Data entries:
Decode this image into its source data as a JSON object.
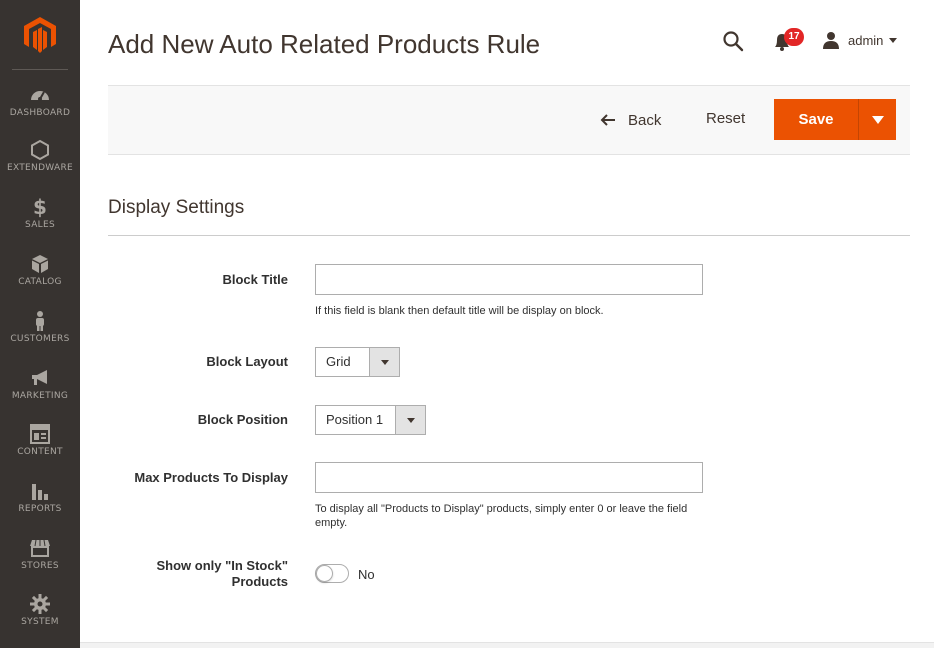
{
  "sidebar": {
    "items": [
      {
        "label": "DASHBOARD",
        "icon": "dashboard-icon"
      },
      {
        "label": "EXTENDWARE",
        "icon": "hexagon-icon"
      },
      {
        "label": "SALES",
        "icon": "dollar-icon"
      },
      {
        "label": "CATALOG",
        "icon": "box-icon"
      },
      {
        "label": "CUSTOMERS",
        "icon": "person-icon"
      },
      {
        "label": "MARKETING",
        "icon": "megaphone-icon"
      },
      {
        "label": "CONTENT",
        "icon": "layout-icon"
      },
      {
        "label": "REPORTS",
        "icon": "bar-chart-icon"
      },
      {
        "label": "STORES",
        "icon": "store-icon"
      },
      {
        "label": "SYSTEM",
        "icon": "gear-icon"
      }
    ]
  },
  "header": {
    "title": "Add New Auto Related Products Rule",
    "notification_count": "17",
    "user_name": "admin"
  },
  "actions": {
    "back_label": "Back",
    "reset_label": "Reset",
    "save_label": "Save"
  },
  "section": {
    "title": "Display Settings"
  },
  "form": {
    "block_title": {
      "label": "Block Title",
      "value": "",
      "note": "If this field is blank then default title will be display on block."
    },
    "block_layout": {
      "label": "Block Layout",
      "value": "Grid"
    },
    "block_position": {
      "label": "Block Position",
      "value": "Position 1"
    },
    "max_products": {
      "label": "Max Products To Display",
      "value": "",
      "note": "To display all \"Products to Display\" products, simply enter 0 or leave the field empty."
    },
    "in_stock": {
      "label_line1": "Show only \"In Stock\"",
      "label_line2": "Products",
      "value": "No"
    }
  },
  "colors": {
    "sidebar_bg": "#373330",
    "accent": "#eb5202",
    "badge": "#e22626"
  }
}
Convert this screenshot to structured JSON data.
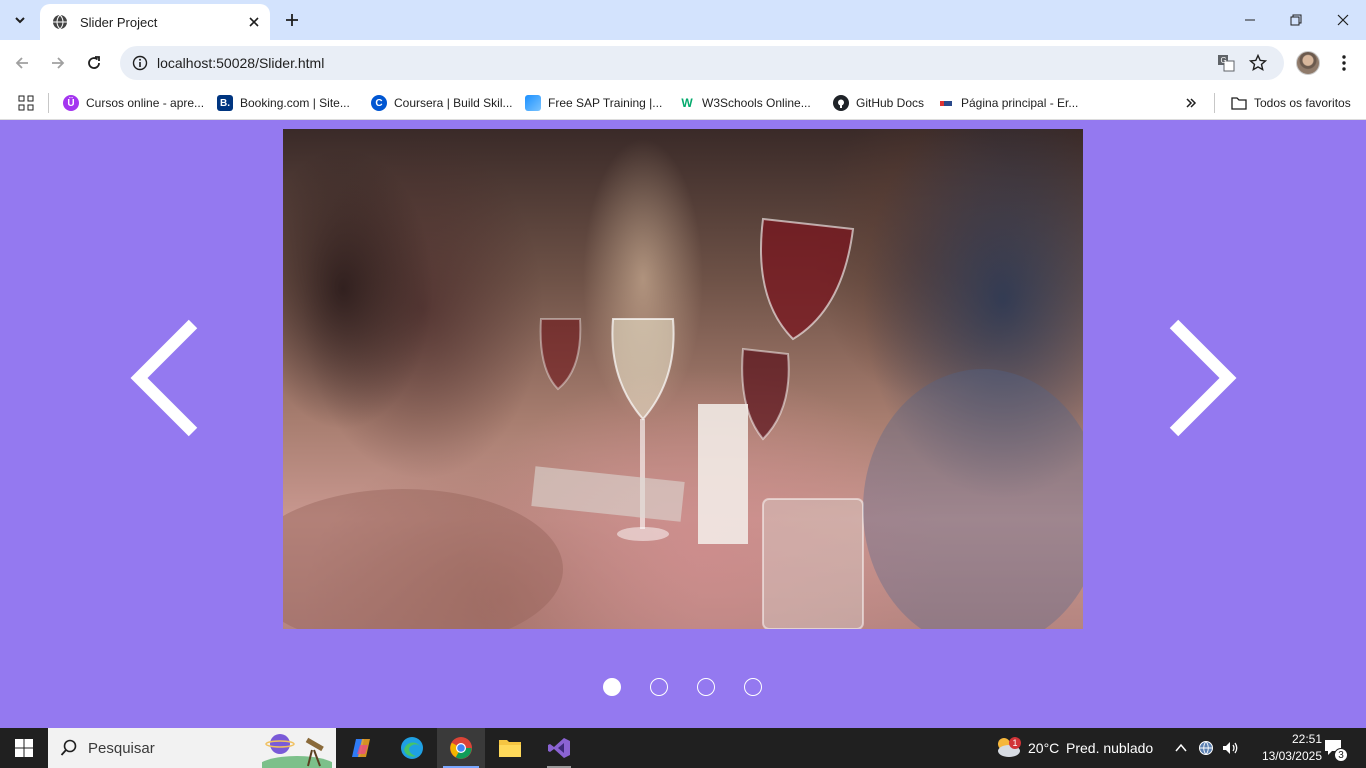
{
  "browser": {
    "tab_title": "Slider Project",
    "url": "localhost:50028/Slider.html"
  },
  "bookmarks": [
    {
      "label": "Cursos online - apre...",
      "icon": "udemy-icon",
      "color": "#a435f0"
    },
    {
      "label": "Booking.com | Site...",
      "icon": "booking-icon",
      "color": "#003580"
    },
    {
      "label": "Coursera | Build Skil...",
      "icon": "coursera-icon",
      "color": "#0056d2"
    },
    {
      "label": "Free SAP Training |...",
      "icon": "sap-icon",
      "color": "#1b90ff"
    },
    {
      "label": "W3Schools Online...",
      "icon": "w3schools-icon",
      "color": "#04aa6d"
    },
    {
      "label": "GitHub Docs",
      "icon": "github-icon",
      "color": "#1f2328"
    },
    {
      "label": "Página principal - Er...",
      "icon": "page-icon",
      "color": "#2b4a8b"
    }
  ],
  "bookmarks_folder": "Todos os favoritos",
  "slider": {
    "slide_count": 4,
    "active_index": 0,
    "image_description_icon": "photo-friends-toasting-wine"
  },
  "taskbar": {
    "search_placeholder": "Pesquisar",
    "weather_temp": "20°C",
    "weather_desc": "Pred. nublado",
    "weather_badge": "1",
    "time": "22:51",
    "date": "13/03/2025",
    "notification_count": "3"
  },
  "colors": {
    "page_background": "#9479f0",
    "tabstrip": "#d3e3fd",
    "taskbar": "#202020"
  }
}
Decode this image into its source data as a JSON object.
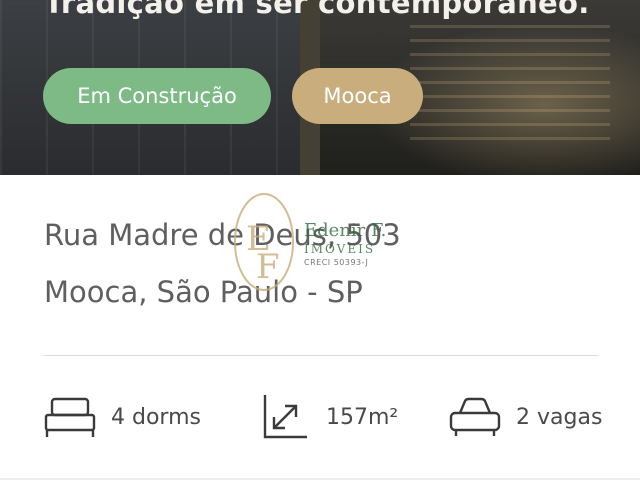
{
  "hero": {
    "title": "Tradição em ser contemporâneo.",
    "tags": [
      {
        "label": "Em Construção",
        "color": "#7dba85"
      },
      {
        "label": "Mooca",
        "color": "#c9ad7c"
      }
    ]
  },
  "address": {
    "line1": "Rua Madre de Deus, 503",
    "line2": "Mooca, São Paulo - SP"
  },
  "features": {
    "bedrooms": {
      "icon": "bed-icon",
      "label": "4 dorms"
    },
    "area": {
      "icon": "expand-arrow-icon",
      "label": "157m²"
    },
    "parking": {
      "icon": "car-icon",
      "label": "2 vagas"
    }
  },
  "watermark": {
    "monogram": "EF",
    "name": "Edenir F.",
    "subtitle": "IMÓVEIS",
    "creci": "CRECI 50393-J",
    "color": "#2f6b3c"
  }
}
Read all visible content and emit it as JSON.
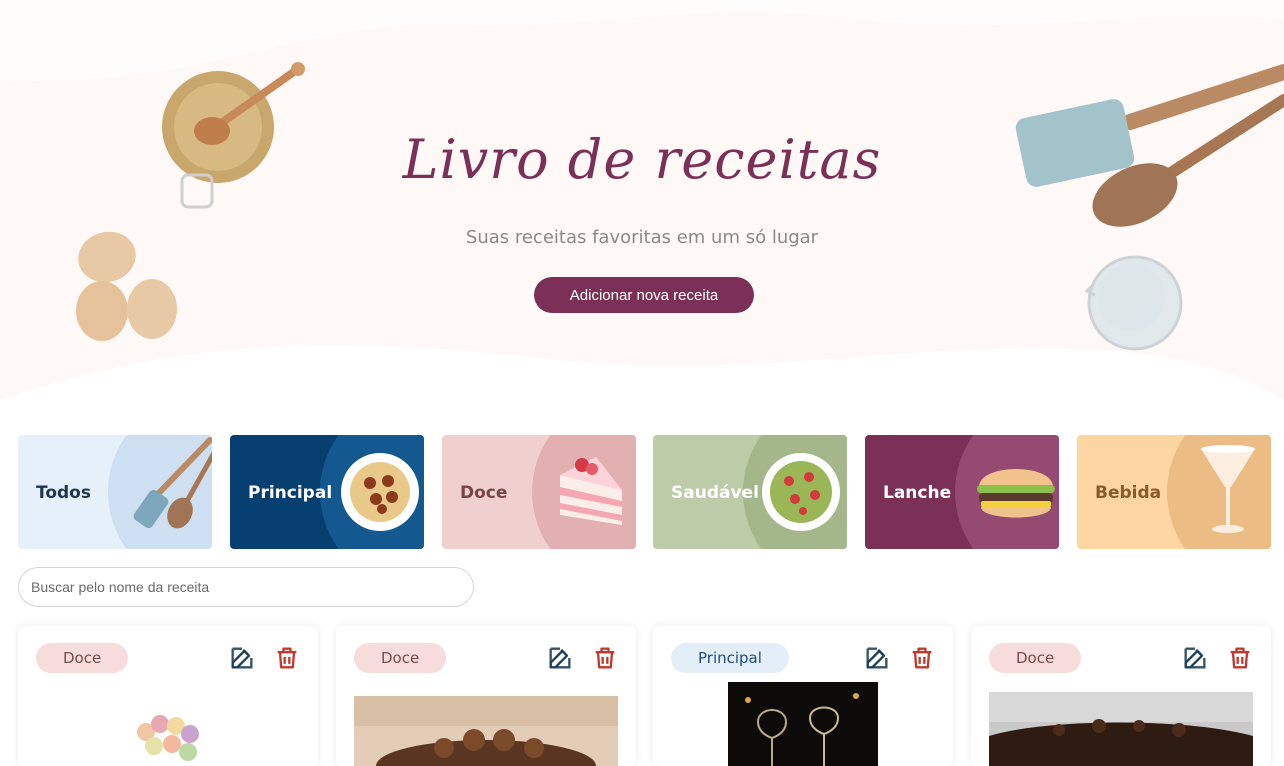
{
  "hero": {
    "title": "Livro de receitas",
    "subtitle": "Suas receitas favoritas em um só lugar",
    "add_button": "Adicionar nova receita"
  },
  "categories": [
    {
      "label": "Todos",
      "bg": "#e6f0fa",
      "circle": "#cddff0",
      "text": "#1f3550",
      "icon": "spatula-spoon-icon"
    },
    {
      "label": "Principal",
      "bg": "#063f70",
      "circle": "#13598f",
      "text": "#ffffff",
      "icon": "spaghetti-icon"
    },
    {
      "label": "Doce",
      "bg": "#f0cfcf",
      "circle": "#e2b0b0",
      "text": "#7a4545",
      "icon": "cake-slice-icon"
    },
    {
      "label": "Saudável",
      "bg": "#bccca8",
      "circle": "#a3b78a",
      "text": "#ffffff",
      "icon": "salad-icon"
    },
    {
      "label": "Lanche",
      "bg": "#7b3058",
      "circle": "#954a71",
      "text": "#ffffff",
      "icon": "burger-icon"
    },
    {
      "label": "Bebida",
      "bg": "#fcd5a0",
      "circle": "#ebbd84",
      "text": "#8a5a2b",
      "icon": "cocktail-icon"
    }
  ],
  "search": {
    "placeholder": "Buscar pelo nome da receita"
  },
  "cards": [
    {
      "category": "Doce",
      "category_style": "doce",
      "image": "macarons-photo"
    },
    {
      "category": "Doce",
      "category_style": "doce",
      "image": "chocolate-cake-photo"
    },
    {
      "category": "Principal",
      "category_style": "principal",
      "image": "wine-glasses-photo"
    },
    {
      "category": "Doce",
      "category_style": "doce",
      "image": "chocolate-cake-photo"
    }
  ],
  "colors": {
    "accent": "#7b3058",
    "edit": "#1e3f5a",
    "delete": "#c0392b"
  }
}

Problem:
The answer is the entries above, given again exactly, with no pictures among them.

Result for this task:
Decode this image into its source data as a JSON object.
{
  "sidebar": {
    "items": [
      {
        "label": "DASHBOARD",
        "icon": "dashboard-icon"
      },
      {
        "label": "EXTENDWARE",
        "icon": "hexagon-icon"
      },
      {
        "label": "SALES",
        "icon": "dollar-icon"
      },
      {
        "label": "CATALOG",
        "icon": "box-icon"
      },
      {
        "label": "CUSTOMERS",
        "icon": "person-icon"
      },
      {
        "label": "MARKETING",
        "icon": "megaphone-icon"
      },
      {
        "label": "CONTENT",
        "icon": "layout-icon"
      },
      {
        "label": "REPORTS",
        "icon": "bar-chart-icon"
      },
      {
        "label": "STORES",
        "icon": "store-icon"
      },
      {
        "label": "SYSTEM",
        "icon": "gear-icon"
      }
    ]
  },
  "header": {
    "title": "Add New Auto Related Products Rule",
    "notification_count": "17",
    "user_name": "admin"
  },
  "actions": {
    "back_label": "Back",
    "reset_label": "Reset",
    "save_label": "Save"
  },
  "section": {
    "title": "Display Settings"
  },
  "form": {
    "block_title": {
      "label": "Block Title",
      "value": "",
      "note": "If this field is blank then default title will be display on block."
    },
    "block_layout": {
      "label": "Block Layout",
      "value": "Grid"
    },
    "block_position": {
      "label": "Block Position",
      "value": "Position 1"
    },
    "max_products": {
      "label": "Max Products To Display",
      "value": "",
      "note": "To display all \"Products to Display\" products, simply enter 0 or leave the field empty."
    },
    "in_stock": {
      "label_line1": "Show only \"In Stock\"",
      "label_line2": "Products",
      "value": "No"
    }
  },
  "colors": {
    "sidebar_bg": "#373330",
    "accent": "#eb5202",
    "badge": "#e22626"
  }
}
Convert this screenshot to structured JSON data.
{
  "browser": {
    "tab_title": "Slider Project",
    "url": "localhost:50028/Slider.html"
  },
  "bookmarks": [
    {
      "label": "Cursos online - apre...",
      "icon": "udemy-icon",
      "color": "#a435f0"
    },
    {
      "label": "Booking.com | Site...",
      "icon": "booking-icon",
      "color": "#003580"
    },
    {
      "label": "Coursera | Build Skil...",
      "icon": "coursera-icon",
      "color": "#0056d2"
    },
    {
      "label": "Free SAP Training |...",
      "icon": "sap-icon",
      "color": "#1b90ff"
    },
    {
      "label": "W3Schools Online...",
      "icon": "w3schools-icon",
      "color": "#04aa6d"
    },
    {
      "label": "GitHub Docs",
      "icon": "github-icon",
      "color": "#1f2328"
    },
    {
      "label": "Página principal - Er...",
      "icon": "page-icon",
      "color": "#2b4a8b"
    }
  ],
  "bookmarks_folder": "Todos os favoritos",
  "slider": {
    "slide_count": 4,
    "active_index": 0,
    "image_description_icon": "photo-friends-toasting-wine"
  },
  "taskbar": {
    "search_placeholder": "Pesquisar",
    "weather_temp": "20°C",
    "weather_desc": "Pred. nublado",
    "weather_badge": "1",
    "time": "22:51",
    "date": "13/03/2025",
    "notification_count": "3"
  },
  "colors": {
    "page_background": "#9479f0",
    "tabstrip": "#d3e3fd",
    "taskbar": "#202020"
  }
}
Decode this image into its source data as a JSON object.
{
  "hero": {
    "title": "Tradição em ser contemporâneo.",
    "tags": [
      {
        "label": "Em Construção",
        "color": "#7dba85"
      },
      {
        "label": "Mooca",
        "color": "#c9ad7c"
      }
    ]
  },
  "address": {
    "line1": "Rua Madre de Deus, 503",
    "line2": "Mooca, São Paulo - SP"
  },
  "features": {
    "bedrooms": {
      "icon": "bed-icon",
      "label": "4 dorms"
    },
    "area": {
      "icon": "expand-arrow-icon",
      "label": "157m²"
    },
    "parking": {
      "icon": "car-icon",
      "label": "2 vagas"
    }
  },
  "watermark": {
    "monogram": "EF",
    "name": "Edenir F.",
    "subtitle": "IMÓVEIS",
    "creci": "CRECI 50393-J",
    "color": "#2f6b3c"
  }
}
Read all visible content and emit it as JSON.
{
  "hero": {
    "title": "Livro de receitas",
    "subtitle": "Suas receitas favoritas em um só lugar",
    "add_button": "Adicionar nova receita"
  },
  "categories": [
    {
      "label": "Todos",
      "bg": "#e6f0fa",
      "circle": "#cddff0",
      "text": "#1f3550",
      "icon": "spatula-spoon-icon"
    },
    {
      "label": "Principal",
      "bg": "#063f70",
      "circle": "#13598f",
      "text": "#ffffff",
      "icon": "spaghetti-icon"
    },
    {
      "label": "Doce",
      "bg": "#f0cfcf",
      "circle": "#e2b0b0",
      "text": "#7a4545",
      "icon": "cake-slice-icon"
    },
    {
      "label": "Saudável",
      "bg": "#bccca8",
      "circle": "#a3b78a",
      "text": "#ffffff",
      "icon": "salad-icon"
    },
    {
      "label": "Lanche",
      "bg": "#7b3058",
      "circle": "#954a71",
      "text": "#ffffff",
      "icon": "burger-icon"
    },
    {
      "label": "Bebida",
      "bg": "#fcd5a0",
      "circle": "#ebbd84",
      "text": "#8a5a2b",
      "icon": "cocktail-icon"
    }
  ],
  "search": {
    "placeholder": "Buscar pelo nome da receita"
  },
  "cards": [
    {
      "category": "Doce",
      "category_style": "doce",
      "image": "macarons-photo"
    },
    {
      "category": "Doce",
      "category_style": "doce",
      "image": "chocolate-cake-photo"
    },
    {
      "category": "Principal",
      "category_style": "principal",
      "image": "wine-glasses-photo"
    },
    {
      "category": "Doce",
      "category_style": "doce",
      "image": "chocolate-cake-photo"
    }
  ],
  "colors": {
    "accent": "#7b3058",
    "edit": "#1e3f5a",
    "delete": "#c0392b"
  }
}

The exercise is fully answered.